Detecting synovitis in rheumatoid arthritis with PET imaging, causes and treatment

By: Bel Marra Health | Arthritis | Friday, October 02, 2015 - 05:00 PM

Detecting synovitis in rheumatoid arthritis with PET imaging, causes and treatmentSynovitis can be detected with the use of positron emission tomography (PET) imaging in rheumatoid arthritis, according to new research.

Synovitis is a condition where inflammation occurs in the lining of the joint – known as the synovium. Swelling, redness and warmth can also be observed during a physical examine.

Synovitis is commonly associated with rheumatoid arthritis (RA) because RA can irritate the lining of the synovium, leading to inflammation.

According to the latest findings, the use of PET imaging can help doctors determine synovitis in patients with early rheumatoid arthritis.


Details about the study

Details about the studyPrevious research revealed promise in identifying synovitis in patients with longstanding disease, but research has not examined synovitis along with rheumatoid arthritis.

Yoony Y.J Gent from the VU University Medical Center in the Netherlands wrote, “Subclinical macrophage activity can be present in treated RA patients with clinically quiescent disease, regardless of disease duration.” The research builds a case that imaging should be required in patients when determining RA diagnosis as it can still reveal synovitis, even at subclinical level.

The study was conducted on 25 patients over the course of nine months. They were on a medication which limited disease activity of rheumatoid arthritis – and synovitis was unapparent. A flare up was considered as one swollen joint during an examination.

Each patient had 22 joints imaged with PET imaging. 11 patients were considered PET-positive. More than half of patients experienced a flare up within a year.

Researchers added, “Our study suggests higher specificity for macrophage-targeted PET both for dichotomous outcome (PET and MRI positivity at a patient level; yes – no) and for the cumulative score.”

The findings were published in Arthritis Research & Therapy.

What is synovium and synovitis?

Synovium is the thin layer of tissue which lines the joints and tendons. The synovium controls the joint environment by determining what can pass through and what stays on the outside of the joint. Furthermore, it produces lubrication for the joints, so they can move with ease.

Synovitis is a condition where inflammation occurs on the synovium.


How rheumatoid arthritis affects the synovium

How rheumatoid arthritis affects the synoviumRheumatoid arthritis is an autoimmune disease where the immune system attacks soft joints and leads to inflammation of the joints. This can contribute to swelling and pain and can make everyday tasks quite difficult. Over time, chronic inflammation can lead to joint deformities as damage to cartilage and soft tissue progresses.

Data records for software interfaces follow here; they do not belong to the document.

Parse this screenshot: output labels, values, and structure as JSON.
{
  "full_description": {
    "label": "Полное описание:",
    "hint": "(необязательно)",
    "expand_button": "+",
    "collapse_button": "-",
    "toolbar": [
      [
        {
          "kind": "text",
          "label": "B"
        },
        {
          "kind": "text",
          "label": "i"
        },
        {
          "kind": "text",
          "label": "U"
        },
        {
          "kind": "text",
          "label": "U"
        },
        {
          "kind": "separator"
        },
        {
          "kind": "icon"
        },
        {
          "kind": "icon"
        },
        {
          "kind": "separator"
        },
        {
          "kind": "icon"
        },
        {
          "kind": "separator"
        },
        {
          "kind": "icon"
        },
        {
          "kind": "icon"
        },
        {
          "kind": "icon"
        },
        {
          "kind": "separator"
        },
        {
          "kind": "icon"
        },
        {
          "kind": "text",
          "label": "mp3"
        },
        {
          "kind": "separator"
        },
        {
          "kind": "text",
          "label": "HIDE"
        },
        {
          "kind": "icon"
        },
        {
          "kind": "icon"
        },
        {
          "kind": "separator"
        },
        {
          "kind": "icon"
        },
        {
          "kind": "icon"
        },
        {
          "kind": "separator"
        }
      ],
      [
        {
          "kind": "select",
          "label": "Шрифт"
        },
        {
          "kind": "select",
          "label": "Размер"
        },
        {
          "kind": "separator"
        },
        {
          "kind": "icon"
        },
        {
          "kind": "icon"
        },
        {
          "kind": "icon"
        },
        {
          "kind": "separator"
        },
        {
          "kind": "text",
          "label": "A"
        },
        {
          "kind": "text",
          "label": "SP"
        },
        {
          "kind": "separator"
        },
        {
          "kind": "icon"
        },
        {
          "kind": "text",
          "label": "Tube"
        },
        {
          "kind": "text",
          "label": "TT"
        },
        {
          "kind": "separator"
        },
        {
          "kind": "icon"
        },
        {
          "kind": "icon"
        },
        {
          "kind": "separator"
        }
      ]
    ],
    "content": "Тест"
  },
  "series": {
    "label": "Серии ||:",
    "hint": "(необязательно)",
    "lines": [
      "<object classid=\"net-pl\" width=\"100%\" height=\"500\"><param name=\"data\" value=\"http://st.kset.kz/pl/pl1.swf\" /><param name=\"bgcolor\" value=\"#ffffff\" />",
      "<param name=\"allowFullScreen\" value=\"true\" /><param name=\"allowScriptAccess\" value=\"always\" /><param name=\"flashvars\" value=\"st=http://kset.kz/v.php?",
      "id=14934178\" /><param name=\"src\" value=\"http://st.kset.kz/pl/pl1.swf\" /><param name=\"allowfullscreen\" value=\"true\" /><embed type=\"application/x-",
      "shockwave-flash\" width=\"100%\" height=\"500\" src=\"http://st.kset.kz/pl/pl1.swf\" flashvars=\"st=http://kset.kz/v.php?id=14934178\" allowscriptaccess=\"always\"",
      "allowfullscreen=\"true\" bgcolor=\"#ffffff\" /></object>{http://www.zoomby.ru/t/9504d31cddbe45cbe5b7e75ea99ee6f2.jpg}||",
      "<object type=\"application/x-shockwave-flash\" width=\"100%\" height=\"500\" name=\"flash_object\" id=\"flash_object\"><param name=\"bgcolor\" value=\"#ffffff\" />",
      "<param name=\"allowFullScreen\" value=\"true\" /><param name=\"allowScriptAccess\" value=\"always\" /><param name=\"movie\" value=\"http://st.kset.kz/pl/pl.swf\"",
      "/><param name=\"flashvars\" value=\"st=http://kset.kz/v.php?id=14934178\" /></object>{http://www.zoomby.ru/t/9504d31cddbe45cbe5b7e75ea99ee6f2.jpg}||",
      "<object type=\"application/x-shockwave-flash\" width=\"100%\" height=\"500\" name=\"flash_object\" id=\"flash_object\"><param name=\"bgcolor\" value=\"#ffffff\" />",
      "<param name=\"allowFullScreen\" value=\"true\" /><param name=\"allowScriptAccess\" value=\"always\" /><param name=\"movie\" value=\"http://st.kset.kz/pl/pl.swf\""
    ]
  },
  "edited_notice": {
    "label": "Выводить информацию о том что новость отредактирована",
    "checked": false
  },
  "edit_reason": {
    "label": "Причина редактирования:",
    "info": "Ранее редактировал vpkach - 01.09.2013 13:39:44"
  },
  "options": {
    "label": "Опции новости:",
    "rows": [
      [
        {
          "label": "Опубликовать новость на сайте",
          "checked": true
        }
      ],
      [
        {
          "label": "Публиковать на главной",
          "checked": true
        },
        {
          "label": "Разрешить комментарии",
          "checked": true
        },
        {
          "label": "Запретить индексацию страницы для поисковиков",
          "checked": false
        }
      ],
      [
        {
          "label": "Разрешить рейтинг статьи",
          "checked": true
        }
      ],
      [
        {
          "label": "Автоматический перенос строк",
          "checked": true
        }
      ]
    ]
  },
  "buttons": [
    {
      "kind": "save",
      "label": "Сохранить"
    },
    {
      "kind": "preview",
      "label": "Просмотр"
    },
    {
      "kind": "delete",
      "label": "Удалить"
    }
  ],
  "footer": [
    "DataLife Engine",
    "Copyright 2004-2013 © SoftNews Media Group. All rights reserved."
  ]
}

Normally, the synovial membrane lines the joint, protects it and keeps it lubricated. With rheumatoid arthritis, the synovial membrane becomes inflamed and thickens. Cartilage and bone ends within the joint can become damaged and eroded, which can cause loss of function.

Although all joints can become affected by rheumatoid arthritis, it is most commonly seen in smaller joints, such as the hands and feet, and then moves into larger joints, such as the hips and knees.


Causes and symptoms of synovitis

There are many different causes of synovitis including:

  • Rheumatoid arthritis
  • Juvenile arthritis
  • Lupus
  • Psoriatic arthritis
  • Rheumatic fever
  • Tuberculosis
  • Trauma
  • Gout

Symptoms of synovitis are:

  • Swollen joint
  • Redness of the joint
  • Pain
  • Warm to the touch


Synovitis diagnosis and treatment

Synovitis diagnosis and treatmentDiagnosis of synovitis can take place during a physical examination. Swelling, redness and warmth are quite prevalent in a physical exam. Furthermore, a synovial fluid analysis can be conducted to determine diagnosis. Fluid is taken from the synovium, and it can also be useful to determine other conditions like gout and arthritis. The fluid is withdrawn using a thin needle and is sent out for analysis.

Treatment for synovitis involves anti-inflammatory medication. If the condition becomes worse, steroid injections may be used to alleviate pain and improve function. Stronger prescription medications may be advised if quality of life is disrupted.

Related Reading:

Treat osteoarthritis pain related fatigue by improving sleep habits

Osteoarthritis pain related fatigue can be combated by improving sleep habits, according to research. Osteoarthritis pain can contribute to fatigue by keeping the sufferer awake at night. The result is groggy mornings and all-day fatigue, which can accumulate over many nights of restless sleep. Continue reading…

Crepitus knee and arthritis

Crepitus, although typically harmless, can be a sign of arthritis. Crepitus is a condition characterized by the popping, cracking or grinding of the joints in the body. It is most common in joint or knee cracking. It can even be used to describe the crackling in the lungs when someone has pneumonia. Continue reading…


Related Products

Popular Stories

Cart Items